The reply should be a single number: the count of lines below that contain the word "JSON".

§ **Data entries**
★ ★ ★ ★ ★ ★ ★

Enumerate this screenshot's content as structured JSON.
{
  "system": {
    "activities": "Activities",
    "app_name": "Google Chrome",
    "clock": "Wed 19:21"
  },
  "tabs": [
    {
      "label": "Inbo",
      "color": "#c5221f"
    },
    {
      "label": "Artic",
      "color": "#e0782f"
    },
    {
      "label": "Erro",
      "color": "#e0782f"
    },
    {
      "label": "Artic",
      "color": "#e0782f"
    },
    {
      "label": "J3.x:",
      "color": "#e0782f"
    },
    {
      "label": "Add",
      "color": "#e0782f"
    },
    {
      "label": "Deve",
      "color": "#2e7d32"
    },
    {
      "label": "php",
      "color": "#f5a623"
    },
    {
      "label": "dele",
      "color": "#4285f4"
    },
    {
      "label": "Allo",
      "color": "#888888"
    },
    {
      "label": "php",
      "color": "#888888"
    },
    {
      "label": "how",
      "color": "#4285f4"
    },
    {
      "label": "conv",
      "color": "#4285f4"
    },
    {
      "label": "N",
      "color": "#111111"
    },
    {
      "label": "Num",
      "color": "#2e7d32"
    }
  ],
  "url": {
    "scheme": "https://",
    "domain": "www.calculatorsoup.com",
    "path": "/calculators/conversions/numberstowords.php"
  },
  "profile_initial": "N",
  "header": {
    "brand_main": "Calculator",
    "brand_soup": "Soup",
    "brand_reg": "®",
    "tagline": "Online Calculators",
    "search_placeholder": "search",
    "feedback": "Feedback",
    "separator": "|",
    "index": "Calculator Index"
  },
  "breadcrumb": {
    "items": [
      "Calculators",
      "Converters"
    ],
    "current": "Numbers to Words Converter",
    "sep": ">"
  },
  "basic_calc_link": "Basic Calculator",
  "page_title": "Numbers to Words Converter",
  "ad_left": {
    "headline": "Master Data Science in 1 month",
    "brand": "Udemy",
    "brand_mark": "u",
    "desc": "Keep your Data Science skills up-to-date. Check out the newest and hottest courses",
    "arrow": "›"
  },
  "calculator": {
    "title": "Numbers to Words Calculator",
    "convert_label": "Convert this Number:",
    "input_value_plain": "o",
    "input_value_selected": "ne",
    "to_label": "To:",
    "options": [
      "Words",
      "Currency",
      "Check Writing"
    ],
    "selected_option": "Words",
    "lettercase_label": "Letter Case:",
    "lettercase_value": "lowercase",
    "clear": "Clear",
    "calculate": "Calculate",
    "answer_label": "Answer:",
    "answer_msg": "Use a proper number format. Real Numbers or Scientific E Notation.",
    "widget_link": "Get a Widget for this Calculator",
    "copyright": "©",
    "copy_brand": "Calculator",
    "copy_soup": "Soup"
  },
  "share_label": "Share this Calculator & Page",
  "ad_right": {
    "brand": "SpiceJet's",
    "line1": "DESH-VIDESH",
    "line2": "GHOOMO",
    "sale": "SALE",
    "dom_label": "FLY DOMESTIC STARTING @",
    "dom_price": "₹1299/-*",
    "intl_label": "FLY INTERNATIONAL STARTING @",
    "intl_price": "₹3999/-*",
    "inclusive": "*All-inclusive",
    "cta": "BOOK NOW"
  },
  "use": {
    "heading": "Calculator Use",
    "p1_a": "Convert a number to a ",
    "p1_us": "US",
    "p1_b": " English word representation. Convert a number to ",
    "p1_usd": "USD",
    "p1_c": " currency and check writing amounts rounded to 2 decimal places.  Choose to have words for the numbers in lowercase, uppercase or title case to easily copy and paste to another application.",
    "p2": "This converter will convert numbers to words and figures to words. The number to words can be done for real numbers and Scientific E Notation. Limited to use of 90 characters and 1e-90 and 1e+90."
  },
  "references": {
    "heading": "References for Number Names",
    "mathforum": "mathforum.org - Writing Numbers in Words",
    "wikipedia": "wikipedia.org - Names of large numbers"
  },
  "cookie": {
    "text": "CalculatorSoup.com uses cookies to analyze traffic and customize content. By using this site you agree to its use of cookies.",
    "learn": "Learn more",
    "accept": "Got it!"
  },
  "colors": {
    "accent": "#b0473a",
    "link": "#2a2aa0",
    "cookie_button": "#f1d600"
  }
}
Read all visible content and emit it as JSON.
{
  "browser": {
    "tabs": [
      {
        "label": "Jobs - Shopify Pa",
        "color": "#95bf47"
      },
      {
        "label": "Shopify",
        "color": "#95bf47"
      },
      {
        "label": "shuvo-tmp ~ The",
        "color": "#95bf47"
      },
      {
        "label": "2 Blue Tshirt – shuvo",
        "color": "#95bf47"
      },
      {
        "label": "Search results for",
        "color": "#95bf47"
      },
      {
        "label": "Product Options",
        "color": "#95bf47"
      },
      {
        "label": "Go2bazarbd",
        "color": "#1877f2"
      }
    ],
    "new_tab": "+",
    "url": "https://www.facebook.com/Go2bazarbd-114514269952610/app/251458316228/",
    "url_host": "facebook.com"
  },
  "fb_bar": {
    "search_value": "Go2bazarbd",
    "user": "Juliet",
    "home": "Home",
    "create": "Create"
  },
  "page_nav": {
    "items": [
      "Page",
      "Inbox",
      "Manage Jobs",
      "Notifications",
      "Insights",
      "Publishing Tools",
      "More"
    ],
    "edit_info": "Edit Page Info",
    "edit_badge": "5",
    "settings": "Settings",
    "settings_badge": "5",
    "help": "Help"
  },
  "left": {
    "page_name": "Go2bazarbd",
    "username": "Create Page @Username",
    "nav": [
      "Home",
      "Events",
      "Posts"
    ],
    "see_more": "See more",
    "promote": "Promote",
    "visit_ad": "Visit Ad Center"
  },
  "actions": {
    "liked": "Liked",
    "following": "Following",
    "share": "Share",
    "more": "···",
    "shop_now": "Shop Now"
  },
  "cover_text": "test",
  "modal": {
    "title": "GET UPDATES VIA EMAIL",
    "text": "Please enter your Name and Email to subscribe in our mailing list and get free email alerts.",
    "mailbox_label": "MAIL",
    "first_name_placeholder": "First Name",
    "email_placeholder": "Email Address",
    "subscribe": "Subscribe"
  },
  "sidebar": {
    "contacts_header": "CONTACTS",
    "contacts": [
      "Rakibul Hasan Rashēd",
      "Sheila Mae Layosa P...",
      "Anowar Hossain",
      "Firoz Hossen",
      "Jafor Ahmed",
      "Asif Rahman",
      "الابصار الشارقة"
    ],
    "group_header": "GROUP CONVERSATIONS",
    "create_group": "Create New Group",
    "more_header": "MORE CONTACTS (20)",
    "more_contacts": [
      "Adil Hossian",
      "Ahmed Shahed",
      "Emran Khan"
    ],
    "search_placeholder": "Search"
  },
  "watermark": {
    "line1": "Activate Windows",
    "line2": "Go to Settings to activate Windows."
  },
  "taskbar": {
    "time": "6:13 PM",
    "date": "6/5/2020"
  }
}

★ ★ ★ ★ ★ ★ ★

§ **TASK RESULT**
2